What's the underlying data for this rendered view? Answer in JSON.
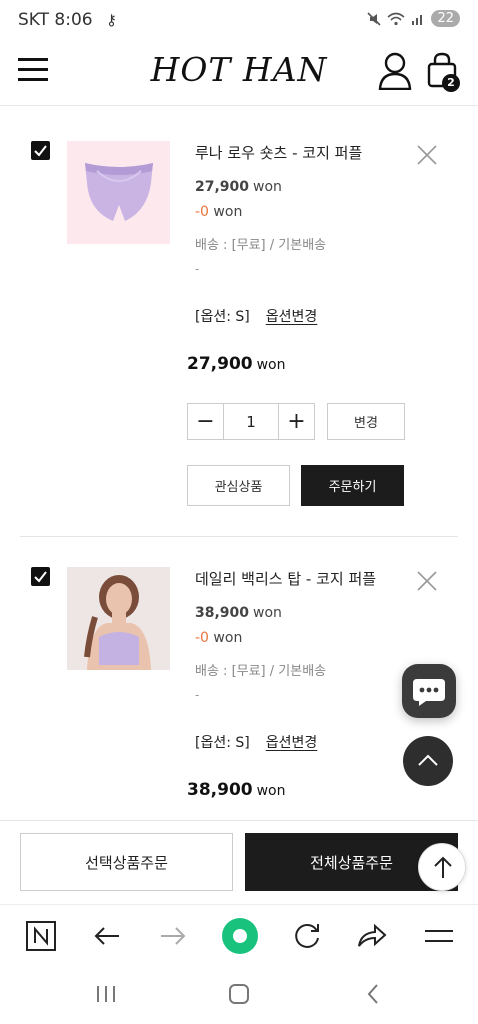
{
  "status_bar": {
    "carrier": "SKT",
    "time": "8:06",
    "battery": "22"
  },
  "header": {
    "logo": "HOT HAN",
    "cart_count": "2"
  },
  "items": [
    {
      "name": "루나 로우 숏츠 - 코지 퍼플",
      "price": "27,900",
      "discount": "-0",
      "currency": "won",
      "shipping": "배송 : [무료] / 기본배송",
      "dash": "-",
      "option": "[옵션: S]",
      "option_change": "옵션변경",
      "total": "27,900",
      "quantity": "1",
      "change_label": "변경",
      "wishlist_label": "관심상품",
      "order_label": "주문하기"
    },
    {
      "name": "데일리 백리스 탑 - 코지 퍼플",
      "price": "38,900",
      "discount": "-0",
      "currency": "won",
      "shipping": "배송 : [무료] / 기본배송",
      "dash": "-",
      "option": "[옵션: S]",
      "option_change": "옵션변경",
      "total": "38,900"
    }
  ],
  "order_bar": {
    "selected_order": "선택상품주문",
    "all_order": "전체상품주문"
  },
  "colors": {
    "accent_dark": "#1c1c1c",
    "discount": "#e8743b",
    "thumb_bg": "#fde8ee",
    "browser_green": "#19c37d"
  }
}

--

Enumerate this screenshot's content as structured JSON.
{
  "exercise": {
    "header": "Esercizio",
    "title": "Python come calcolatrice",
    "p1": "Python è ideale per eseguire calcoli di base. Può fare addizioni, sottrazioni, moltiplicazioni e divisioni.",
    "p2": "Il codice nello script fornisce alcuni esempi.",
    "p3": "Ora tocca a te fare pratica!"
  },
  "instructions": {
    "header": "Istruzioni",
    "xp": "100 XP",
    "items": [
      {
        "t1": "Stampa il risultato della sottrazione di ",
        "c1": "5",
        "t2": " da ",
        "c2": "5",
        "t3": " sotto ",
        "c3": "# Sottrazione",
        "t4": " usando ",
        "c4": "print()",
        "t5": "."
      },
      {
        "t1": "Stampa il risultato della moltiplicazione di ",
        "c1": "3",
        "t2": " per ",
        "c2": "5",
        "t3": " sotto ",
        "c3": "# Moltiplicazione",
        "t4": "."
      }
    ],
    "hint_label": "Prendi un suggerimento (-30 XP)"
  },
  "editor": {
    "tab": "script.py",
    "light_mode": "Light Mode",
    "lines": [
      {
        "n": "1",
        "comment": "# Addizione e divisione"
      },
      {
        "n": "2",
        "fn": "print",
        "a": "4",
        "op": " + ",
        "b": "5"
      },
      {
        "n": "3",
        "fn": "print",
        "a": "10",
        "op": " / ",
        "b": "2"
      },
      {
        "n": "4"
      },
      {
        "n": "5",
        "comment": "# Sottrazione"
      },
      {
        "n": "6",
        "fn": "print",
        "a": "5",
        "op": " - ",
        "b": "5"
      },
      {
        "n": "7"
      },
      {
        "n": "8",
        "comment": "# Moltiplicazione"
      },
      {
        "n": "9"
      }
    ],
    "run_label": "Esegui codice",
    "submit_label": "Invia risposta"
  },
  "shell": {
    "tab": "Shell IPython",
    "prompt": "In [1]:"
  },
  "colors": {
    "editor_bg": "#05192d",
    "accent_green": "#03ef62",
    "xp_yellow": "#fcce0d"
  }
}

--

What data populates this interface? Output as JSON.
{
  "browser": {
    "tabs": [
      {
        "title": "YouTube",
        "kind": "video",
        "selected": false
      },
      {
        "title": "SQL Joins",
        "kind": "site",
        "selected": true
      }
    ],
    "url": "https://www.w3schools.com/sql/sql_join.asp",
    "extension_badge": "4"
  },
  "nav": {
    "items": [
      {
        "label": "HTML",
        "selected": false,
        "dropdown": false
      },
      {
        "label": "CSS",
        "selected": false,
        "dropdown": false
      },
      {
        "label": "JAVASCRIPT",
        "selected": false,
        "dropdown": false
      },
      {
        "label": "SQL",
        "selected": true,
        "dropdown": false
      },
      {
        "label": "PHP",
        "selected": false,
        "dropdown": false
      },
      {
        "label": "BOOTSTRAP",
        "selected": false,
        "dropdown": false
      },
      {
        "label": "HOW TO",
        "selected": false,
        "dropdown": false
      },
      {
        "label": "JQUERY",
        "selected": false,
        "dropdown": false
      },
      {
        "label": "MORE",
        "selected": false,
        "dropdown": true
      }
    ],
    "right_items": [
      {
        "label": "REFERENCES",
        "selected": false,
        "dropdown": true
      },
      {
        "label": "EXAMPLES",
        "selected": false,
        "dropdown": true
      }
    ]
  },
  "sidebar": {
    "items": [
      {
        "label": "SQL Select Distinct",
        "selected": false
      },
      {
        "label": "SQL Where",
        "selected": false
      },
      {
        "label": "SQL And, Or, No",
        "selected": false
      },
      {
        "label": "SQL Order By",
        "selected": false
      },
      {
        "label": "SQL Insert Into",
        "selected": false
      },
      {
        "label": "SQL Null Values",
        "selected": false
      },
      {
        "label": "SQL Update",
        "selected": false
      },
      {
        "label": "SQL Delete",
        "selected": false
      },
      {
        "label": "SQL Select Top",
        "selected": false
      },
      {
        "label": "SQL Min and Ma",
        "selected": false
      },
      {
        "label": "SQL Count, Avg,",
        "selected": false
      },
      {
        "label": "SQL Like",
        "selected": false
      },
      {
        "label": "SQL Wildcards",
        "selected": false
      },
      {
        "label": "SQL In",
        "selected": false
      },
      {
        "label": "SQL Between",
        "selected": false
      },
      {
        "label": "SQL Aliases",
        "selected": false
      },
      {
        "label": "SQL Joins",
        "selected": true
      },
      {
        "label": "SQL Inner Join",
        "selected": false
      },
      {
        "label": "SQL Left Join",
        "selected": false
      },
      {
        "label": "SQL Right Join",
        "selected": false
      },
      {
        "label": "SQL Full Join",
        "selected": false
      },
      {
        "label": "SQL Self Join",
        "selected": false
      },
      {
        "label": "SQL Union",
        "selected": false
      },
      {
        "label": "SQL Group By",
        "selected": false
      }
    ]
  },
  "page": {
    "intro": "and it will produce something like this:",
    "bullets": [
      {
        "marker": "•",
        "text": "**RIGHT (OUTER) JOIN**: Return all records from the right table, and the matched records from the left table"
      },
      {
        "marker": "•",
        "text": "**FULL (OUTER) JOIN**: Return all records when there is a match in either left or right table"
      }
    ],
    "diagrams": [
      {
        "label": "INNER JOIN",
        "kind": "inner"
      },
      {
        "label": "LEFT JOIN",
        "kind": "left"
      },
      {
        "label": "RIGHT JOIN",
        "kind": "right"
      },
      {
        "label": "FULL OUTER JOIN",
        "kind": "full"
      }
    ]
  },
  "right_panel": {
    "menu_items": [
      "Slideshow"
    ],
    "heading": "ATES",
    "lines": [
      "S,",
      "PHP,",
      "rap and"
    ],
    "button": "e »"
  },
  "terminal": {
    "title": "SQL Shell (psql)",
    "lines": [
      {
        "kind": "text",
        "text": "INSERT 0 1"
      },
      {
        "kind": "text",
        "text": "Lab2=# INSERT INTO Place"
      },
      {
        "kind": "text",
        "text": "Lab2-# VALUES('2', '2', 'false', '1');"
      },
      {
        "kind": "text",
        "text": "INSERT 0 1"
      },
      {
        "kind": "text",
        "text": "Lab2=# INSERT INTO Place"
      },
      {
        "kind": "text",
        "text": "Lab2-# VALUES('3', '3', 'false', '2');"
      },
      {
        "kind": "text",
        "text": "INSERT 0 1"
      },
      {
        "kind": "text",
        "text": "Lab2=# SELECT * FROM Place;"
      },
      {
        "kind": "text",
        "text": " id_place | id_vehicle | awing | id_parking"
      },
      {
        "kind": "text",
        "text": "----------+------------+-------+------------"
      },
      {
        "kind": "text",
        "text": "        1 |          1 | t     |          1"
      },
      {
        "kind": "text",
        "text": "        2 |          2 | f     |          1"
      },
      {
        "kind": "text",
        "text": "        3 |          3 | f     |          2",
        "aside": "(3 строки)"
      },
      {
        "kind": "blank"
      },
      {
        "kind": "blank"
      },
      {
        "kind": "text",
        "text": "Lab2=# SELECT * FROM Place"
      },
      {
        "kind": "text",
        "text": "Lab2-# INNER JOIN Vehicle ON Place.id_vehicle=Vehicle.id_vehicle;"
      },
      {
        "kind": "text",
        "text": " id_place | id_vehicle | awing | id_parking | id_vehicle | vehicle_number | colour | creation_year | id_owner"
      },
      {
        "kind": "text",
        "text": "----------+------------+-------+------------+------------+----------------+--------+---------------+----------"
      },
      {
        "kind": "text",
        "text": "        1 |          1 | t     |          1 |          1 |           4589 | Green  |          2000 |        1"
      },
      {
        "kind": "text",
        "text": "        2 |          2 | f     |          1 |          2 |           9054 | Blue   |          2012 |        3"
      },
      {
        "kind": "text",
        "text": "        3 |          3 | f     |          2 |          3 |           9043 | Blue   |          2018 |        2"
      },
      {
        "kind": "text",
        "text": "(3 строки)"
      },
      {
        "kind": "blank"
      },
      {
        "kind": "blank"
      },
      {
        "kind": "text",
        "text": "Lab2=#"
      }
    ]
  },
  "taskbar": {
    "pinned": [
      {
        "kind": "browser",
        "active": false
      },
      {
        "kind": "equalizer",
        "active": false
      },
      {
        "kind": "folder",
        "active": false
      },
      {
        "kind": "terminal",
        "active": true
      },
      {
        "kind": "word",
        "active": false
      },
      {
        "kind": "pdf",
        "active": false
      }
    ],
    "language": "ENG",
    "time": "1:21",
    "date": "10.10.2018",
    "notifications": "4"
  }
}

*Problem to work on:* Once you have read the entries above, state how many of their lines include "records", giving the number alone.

*Solution to the exercise:* 2